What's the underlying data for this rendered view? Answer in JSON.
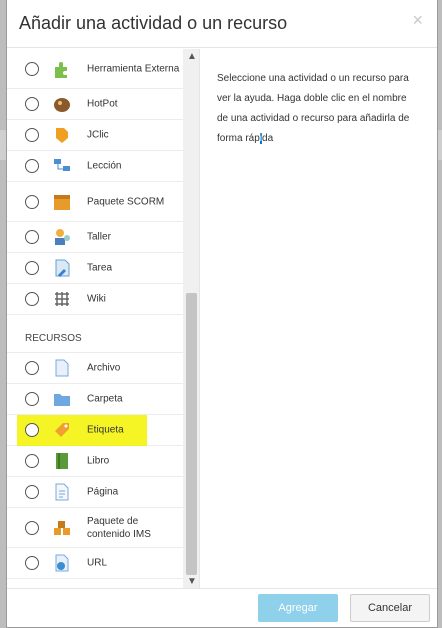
{
  "dialog": {
    "title": "Añadir una actividad o un recurso",
    "close_icon": "×"
  },
  "activities": [
    {
      "label": "Herramienta Externa",
      "icon": "puzzle-icon",
      "tall": true
    },
    {
      "label": "HotPot",
      "icon": "hotpot-icon"
    },
    {
      "label": "JClic",
      "icon": "jclic-icon"
    },
    {
      "label": "Lección",
      "icon": "lesson-icon"
    },
    {
      "label": "Paquete SCORM",
      "icon": "scorm-icon",
      "tall": true
    },
    {
      "label": "Taller",
      "icon": "workshop-icon"
    },
    {
      "label": "Tarea",
      "icon": "assignment-icon"
    },
    {
      "label": "Wiki",
      "icon": "wiki-icon"
    }
  ],
  "resources_heading": "RECURSOS",
  "resources": [
    {
      "label": "Archivo",
      "icon": "file-icon"
    },
    {
      "label": "Carpeta",
      "icon": "folder-icon"
    },
    {
      "label": "Etiqueta",
      "icon": "label-icon",
      "highlighted": true
    },
    {
      "label": "Libro",
      "icon": "book-icon"
    },
    {
      "label": "Página",
      "icon": "page-icon"
    },
    {
      "label": "Paquete de contenido IMS",
      "icon": "ims-icon",
      "tall": true
    },
    {
      "label": "URL",
      "icon": "url-icon"
    }
  ],
  "help_text_before": "Seleccione una actividad o un recurso para ver la ayuda. Haga doble clic en el nombre de una actividad o recurso para añadirla de forma ráp",
  "help_text_caret": "i",
  "help_text_after": "da",
  "scroll": {
    "up": "▲",
    "down": "▼"
  },
  "buttons": {
    "add": "Agregar",
    "cancel": "Cancelar"
  }
}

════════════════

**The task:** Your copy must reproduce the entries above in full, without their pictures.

**Result of this task:**
What's the underlying data for this rendered view? Answer in JSON.
{
  "dialog": {
    "title": "Añadir una actividad o un recurso",
    "close_icon": "×"
  },
  "activities": [
    {
      "label": "Herramienta Externa",
      "icon": "puzzle-icon",
      "tall": true
    },
    {
      "label": "HotPot",
      "icon": "hotpot-icon"
    },
    {
      "label": "JClic",
      "icon": "jclic-icon"
    },
    {
      "label": "Lección",
      "icon": "lesson-icon"
    },
    {
      "label": "Paquete SCORM",
      "icon": "scorm-icon",
      "tall": true
    },
    {
      "label": "Taller",
      "icon": "workshop-icon"
    },
    {
      "label": "Tarea",
      "icon": "assignment-icon"
    },
    {
      "label": "Wiki",
      "icon": "wiki-icon"
    }
  ],
  "resources_heading": "RECURSOS",
  "resources": [
    {
      "label": "Archivo",
      "icon": "file-icon"
    },
    {
      "label": "Carpeta",
      "icon": "folder-icon"
    },
    {
      "label": "Etiqueta",
      "icon": "label-icon",
      "highlighted": true
    },
    {
      "label": "Libro",
      "icon": "book-icon"
    },
    {
      "label": "Página",
      "icon": "page-icon"
    },
    {
      "label": "Paquete de contenido IMS",
      "icon": "ims-icon",
      "tall": true
    },
    {
      "label": "URL",
      "icon": "url-icon"
    }
  ],
  "help_text_before": "Seleccione una actividad o un recurso para ver la ayuda. Haga doble clic en el nombre de una actividad o recurso para añadirla de forma ráp",
  "help_text_caret": "i",
  "help_text_after": "da",
  "scroll": {
    "up": "▲",
    "down": "▼"
  },
  "buttons": {
    "add": "Agregar",
    "cancel": "Cancelar"
  }
}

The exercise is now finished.